If he was nominated his background may make it more politically challenging for Republicans as they plan to block anyone put forward by President Barack Obama.
Srinivasan, 48, has served on the U.S. Court of Appeals for the District of Columbia Circuit since he was confirmed on a 97-0 bipartisan vote in the U.S. Senate in May 2013. Republican senators who supported him then would likely be asked to justify why they couldn’t back him for the Supreme Court.
Many names are likely under consideration and the White House has not tipped its hand, but recent Supreme Court appointments have tended to be appeals court judges and the appeals court in Washington on which Srinivasan serves has often been a springboard to the high court. Scalia himself served on the court, as did other Supreme Court members Chief Justice John Roberts, Justice Clarence Thomas and Justice Ruth Bader Ginsburg.
The White House said on Sunday that Obama will wait until the U.S. Senate is back in session before making a nomination. The Senate returns from recess on Feb. 22.

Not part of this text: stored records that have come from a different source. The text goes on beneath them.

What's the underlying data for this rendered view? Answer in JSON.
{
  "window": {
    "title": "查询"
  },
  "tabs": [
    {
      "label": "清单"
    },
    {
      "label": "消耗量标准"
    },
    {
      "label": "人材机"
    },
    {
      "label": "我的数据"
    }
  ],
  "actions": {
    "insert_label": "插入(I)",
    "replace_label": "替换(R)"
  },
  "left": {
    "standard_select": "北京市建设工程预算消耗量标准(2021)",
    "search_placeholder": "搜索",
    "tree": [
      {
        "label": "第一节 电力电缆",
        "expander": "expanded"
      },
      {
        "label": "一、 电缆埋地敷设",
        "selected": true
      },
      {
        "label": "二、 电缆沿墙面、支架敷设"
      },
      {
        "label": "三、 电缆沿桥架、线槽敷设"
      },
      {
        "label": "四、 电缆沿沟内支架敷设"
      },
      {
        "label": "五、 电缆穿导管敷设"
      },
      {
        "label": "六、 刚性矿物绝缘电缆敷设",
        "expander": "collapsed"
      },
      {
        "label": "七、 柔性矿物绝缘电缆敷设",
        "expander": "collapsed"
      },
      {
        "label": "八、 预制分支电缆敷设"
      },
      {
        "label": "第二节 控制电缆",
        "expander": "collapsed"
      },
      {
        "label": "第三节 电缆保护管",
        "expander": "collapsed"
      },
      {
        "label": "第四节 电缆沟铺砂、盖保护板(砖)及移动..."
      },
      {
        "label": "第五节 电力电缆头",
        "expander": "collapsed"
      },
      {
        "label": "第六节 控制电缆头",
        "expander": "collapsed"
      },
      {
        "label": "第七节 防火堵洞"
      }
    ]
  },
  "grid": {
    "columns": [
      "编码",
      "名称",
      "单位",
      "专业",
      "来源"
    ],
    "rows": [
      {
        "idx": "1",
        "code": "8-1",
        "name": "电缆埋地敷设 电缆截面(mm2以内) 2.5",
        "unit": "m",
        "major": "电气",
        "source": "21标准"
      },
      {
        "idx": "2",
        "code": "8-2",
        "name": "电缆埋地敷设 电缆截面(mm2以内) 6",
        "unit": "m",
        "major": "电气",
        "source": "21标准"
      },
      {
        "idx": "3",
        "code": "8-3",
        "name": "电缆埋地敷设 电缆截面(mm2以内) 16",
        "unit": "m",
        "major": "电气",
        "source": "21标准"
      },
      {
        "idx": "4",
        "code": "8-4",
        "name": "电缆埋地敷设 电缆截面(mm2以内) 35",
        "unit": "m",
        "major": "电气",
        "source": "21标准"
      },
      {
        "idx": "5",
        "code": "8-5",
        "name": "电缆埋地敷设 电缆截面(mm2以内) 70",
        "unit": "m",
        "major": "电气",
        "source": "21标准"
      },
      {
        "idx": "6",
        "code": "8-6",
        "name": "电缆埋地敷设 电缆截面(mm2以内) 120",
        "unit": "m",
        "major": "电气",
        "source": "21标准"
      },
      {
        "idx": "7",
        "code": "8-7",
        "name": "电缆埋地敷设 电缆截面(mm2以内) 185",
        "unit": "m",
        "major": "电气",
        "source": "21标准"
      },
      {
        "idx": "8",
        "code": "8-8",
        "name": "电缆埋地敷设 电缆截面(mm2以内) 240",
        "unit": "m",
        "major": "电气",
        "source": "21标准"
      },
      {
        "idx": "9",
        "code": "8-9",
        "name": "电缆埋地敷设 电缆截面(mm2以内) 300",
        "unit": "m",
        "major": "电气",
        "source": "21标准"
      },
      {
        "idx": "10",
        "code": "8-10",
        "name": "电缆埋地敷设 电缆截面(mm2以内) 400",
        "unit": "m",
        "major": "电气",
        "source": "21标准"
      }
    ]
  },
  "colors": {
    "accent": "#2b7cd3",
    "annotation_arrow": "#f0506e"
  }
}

Republicans have called for Scalia’s seat to remain open so that the next president, who would take office in January 2017, can nominate a replacement. Other judges Obama could consider appointing include Paul Watford, a black man who serves on the 9th U.S. Circuit Court of Appeals, and Jacqueline Nguyen, a Vietnamese-American woman who serves on the same court as Watford.
Little is known about Srinivasan’s views on divisive social issues like abortion and affirmative action. But as a senior Justice Department lawyer in 2013, he was part of the legal team that successfully urged the high court to strike down the Defense of Marriage Act, a law that restricted the definition of marriage to heterosexual couples for the purposes of federal benefits. The ruling helped pave the way for the court’s ruling in June 2015 that legalized gay marriage nationwide.
Srinivasan could not be reached for comment.